Thank God the surgery on both the left ankle and knee area on my right leg went well. Now I’m quickly recovering thanks to all the physicians, physician assistants, nurses, techs, physical therapists, environmental service workers and meal services staff who took care of me around the clock at the hospital in the initial days post-surgery. Katie and I made a point to befriend them and learn a little about them as individuals as well as regularly express our appreciation. Having been transferred to a rehab facility closer to home, I am grateful for all those who are coming alongside me during this next phase on my journey to recovery and being back on my feet. We’re making new friends here too.
This experience has impressed upon me just how important it is to develop a supportive community, particularly where one lives — to support and serve others when they go through inevitable difficult seasons in life and to let them support and serve you when you face hardships. The emotional uplift from the kindness and support we are receiving is helping me and Katie so that we are doing well through a difficult time.
Supportive Relationships Matter at Work Too
Why share this personal story with you? This dynamic of having supportive relationships is relevant at work too. When teams, units or organizations go through difficult times, do people turn to each other or do they turn on each other?
When people pull together in times of stress and challenge, they are capable of accomplishing great things. One example that comes to mind was captured in one of my favorite movies, Apollo 13. The Apollo 13 spacecraft was hurtling through space on its way to a planned landing on the Moon in April 1970 when a cryogenic oxygen tank exploded and compromised the generation of electrical power, oxygen for breathing and water for drinking. Back on Earth, the NASA “family” pulled together to figure out how to get the three astronauts safely home, which included figuring out how to remove dangerous levels of carbon dioxide that would build up inside the spacecraft.

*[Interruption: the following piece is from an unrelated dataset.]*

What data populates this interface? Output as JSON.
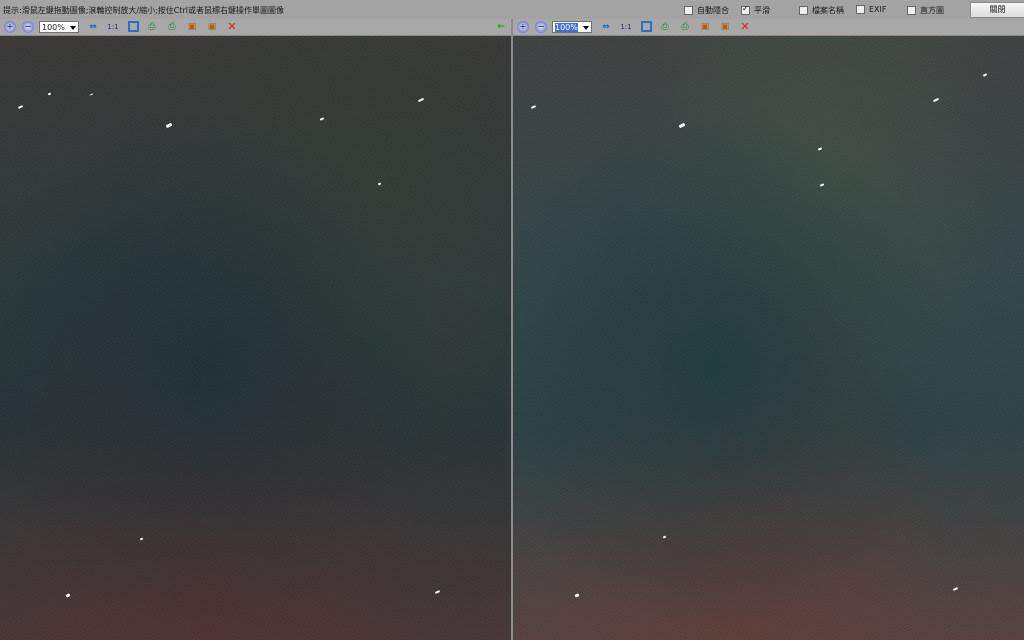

NASA engineers solved the problem by jerry-rigging a device they called “The Mailbox” then guiding the astronauts on how to collect materials onboard and build one. The ordeal ended well when The Mailbox worked and Apollo 13 splashed down in the South Pacific Ocean on April 17, with millions of people around the world watching on television who had pulled for and prayed for the safe return of the men onboard. NASA refers to the mission as a “successful failure.”
We do not know what a day may bring – a triumph or a tragedy, or, in my case, a slip down a few stairs that lands you in the hospital. By intentionally developing collegiality and cultures of connection, we can prepare in advance to respond when challenges arise. Don’t wait for another day or a more convenient time to establish and nurture supportive working relationships with your colleagues and people in your community.
More From Michael Lee Stallard
Michael Lee Stallard, MBA, JD, is a thought leader, speaker and leading expert on how human connection in workplace cultures affects the health and performance of individuals and organizations. In addition to Fired Up or Burned Out, he is the primary author of Connection Culture: The Competitive Advantage of Shared Identity, Empathy, and Understanding at Work.